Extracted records
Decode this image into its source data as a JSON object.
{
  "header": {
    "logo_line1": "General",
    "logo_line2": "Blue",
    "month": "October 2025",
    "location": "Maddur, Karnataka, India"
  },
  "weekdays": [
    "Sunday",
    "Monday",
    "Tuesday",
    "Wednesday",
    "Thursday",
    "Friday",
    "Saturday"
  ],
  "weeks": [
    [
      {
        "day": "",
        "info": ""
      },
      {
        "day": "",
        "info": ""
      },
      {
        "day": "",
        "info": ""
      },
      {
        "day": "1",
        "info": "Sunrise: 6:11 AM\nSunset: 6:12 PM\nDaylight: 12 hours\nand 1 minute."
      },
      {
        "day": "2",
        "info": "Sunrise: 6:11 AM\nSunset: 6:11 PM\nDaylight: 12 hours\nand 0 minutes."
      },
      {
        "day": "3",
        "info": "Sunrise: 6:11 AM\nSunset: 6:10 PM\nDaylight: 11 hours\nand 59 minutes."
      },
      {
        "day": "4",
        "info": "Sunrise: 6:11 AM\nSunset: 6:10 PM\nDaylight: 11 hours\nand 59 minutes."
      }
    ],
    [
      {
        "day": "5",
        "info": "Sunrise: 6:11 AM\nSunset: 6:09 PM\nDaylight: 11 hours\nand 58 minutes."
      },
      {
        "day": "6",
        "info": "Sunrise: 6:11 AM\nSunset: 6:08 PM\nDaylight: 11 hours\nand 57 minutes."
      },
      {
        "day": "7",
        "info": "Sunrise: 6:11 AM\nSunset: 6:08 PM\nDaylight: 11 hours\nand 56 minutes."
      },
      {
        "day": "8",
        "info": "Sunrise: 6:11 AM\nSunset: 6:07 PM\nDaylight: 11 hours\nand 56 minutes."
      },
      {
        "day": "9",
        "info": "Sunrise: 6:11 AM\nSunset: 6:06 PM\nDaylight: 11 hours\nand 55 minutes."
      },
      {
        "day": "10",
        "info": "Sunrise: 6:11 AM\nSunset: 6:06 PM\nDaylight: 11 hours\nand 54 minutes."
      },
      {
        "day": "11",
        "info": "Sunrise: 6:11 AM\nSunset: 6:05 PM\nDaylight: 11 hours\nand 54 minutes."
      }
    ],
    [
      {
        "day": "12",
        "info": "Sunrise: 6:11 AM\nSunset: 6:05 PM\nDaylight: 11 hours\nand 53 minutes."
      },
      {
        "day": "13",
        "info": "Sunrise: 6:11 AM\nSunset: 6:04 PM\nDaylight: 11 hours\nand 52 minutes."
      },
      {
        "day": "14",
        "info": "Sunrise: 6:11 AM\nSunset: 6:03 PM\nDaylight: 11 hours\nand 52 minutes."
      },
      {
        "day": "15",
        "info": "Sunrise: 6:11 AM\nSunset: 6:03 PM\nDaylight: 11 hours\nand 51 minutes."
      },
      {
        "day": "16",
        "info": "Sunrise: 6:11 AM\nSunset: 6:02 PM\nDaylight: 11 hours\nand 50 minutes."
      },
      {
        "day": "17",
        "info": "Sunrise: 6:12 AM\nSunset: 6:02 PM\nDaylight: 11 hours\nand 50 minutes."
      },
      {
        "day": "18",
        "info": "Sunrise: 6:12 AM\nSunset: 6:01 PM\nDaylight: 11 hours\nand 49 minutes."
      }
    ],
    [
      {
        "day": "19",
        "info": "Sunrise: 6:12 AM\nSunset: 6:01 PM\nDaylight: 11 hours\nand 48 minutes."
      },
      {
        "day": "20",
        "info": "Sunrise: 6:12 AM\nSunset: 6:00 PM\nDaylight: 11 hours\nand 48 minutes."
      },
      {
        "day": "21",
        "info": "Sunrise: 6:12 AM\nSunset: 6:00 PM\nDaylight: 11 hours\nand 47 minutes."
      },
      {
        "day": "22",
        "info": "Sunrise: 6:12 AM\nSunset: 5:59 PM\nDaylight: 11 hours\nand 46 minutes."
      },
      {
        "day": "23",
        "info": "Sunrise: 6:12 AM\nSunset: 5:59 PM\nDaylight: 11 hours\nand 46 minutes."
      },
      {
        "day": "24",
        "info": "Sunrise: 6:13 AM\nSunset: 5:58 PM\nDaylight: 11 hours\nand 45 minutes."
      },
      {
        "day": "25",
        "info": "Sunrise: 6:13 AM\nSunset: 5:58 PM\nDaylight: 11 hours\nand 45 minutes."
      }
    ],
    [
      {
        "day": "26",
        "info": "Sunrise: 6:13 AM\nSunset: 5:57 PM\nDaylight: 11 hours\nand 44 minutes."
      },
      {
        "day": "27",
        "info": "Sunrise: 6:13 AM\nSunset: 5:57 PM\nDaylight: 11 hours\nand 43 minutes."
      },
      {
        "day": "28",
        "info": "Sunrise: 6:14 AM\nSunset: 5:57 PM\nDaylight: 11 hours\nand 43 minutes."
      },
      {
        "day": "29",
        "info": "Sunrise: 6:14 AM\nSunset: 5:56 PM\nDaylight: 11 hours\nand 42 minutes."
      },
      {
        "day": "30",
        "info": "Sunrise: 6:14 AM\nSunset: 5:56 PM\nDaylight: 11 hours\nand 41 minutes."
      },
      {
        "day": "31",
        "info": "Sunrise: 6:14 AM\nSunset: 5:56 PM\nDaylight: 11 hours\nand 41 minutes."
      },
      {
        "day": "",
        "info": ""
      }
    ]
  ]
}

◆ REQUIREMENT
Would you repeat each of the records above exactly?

◆ OUTPUT FOR THIS EXERCISE
Decode this image into its source data as a JSON object.
{
  "header": {
    "logo_line1": "General",
    "logo_line2": "Blue",
    "month": "October 2025",
    "location": "Maddur, Karnataka, India"
  },
  "weekdays": [
    "Sunday",
    "Monday",
    "Tuesday",
    "Wednesday",
    "Thursday",
    "Friday",
    "Saturday"
  ],
  "weeks": [
    [
      {
        "day": "",
        "info": ""
      },
      {
        "day": "",
        "info": ""
      },
      {
        "day": "",
        "info": ""
      },
      {
        "day": "1",
        "info": "Sunrise: 6:11 AM\nSunset: 6:12 PM\nDaylight: 12 hours\nand 1 minute."
      },
      {
        "day": "2",
        "info": "Sunrise: 6:11 AM\nSunset: 6:11 PM\nDaylight: 12 hours\nand 0 minutes."
      },
      {
        "day": "3",
        "info": "Sunrise: 6:11 AM\nSunset: 6:10 PM\nDaylight: 11 hours\nand 59 minutes."
      },
      {
        "day": "4",
        "info": "Sunrise: 6:11 AM\nSunset: 6:10 PM\nDaylight: 11 hours\nand 59 minutes."
      }
    ],
    [
      {
        "day": "5",
        "info": "Sunrise: 6:11 AM\nSunset: 6:09 PM\nDaylight: 11 hours\nand 58 minutes."
      },
      {
        "day": "6",
        "info": "Sunrise: 6:11 AM\nSunset: 6:08 PM\nDaylight: 11 hours\nand 57 minutes."
      },
      {
        "day": "7",
        "info": "Sunrise: 6:11 AM\nSunset: 6:08 PM\nDaylight: 11 hours\nand 56 minutes."
      },
      {
        "day": "8",
        "info": "Sunrise: 6:11 AM\nSunset: 6:07 PM\nDaylight: 11 hours\nand 56 minutes."
      },
      {
        "day": "9",
        "info": "Sunrise: 6:11 AM\nSunset: 6:06 PM\nDaylight: 11 hours\nand 55 minutes."
      },
      {
        "day": "10",
        "info": "Sunrise: 6:11 AM\nSunset: 6:06 PM\nDaylight: 11 hours\nand 54 minutes."
      },
      {
        "day": "11",
        "info": "Sunrise: 6:11 AM\nSunset: 6:05 PM\nDaylight: 11 hours\nand 54 minutes."
      }
    ],
    [
      {
        "day": "12",
        "info": "Sunrise: 6:11 AM\nSunset: 6:05 PM\nDaylight: 11 hours\nand 53 minutes."
      },
      {
        "day": "13",
        "info": "Sunrise: 6:11 AM\nSunset: 6:04 PM\nDaylight: 11 hours\nand 52 minutes."
      },
      {
        "day": "14",
        "info": "Sunrise: 6:11 AM\nSunset: 6:03 PM\nDaylight: 11 hours\nand 52 minutes."
      },
      {
        "day": "15",
        "info": "Sunrise: 6:11 AM\nSunset: 6:03 PM\nDaylight: 11 hours\nand 51 minutes."
      },
      {
        "day": "16",
        "info": "Sunrise: 6:11 AM\nSunset: 6:02 PM\nDaylight: 11 hours\nand 50 minutes."
      },
      {
        "day": "17",
        "info": "Sunrise: 6:12 AM\nSunset: 6:02 PM\nDaylight: 11 hours\nand 50 minutes."
      },
      {
        "day": "18",
        "info": "Sunrise: 6:12 AM\nSunset: 6:01 PM\nDaylight: 11 hours\nand 49 minutes."
      }
    ],
    [
      {
        "day": "19",
        "info": "Sunrise: 6:12 AM\nSunset: 6:01 PM\nDaylight: 11 hours\nand 48 minutes."
      },
      {
        "day": "20",
        "info": "Sunrise: 6:12 AM\nSunset: 6:00 PM\nDaylight: 11 hours\nand 48 minutes."
      },
      {
        "day": "21",
        "info": "Sunrise: 6:12 AM\nSunset: 6:00 PM\nDaylight: 11 hours\nand 47 minutes."
      },
      {
        "day": "22",
        "info": "Sunrise: 6:12 AM\nSunset: 5:59 PM\nDaylight: 11 hours\nand 46 minutes."
      },
      {
        "day": "23",
        "info": "Sunrise: 6:12 AM\nSunset: 5:59 PM\nDaylight: 11 hours\nand 46 minutes."
      },
      {
        "day": "24",
        "info": "Sunrise: 6:13 AM\nSunset: 5:58 PM\nDaylight: 11 hours\nand 45 minutes."
      },
      {
        "day": "25",
        "info": "Sunrise: 6:13 AM\nSunset: 5:58 PM\nDaylight: 11 hours\nand 45 minutes."
      }
    ],
    [
      {
        "day": "26",
        "info": "Sunrise: 6:13 AM\nSunset: 5:57 PM\nDaylight: 11 hours\nand 44 minutes."
      },
      {
        "day": "27",
        "info": "Sunrise: 6:13 AM\nSunset: 5:57 PM\nDaylight: 11 hours\nand 43 minutes."
      },
      {
        "day": "28",
        "info": "Sunrise: 6:14 AM\nSunset: 5:57 PM\nDaylight: 11 hours\nand 43 minutes."
      },
      {
        "day": "29",
        "info": "Sunrise: 6:14 AM\nSunset: 5:56 PM\nDaylight: 11 hours\nand 42 minutes."
      },
      {
        "day": "30",
        "info": "Sunrise: 6:14 AM\nSunset: 5:56 PM\nDaylight: 11 hours\nand 41 minutes."
      },
      {
        "day": "31",
        "info": "Sunrise: 6:14 AM\nSunset: 5:56 PM\nDaylight: 11 hours\nand 41 minutes."
      },
      {
        "day": "",
        "info": ""
      }
    ]
  ]
}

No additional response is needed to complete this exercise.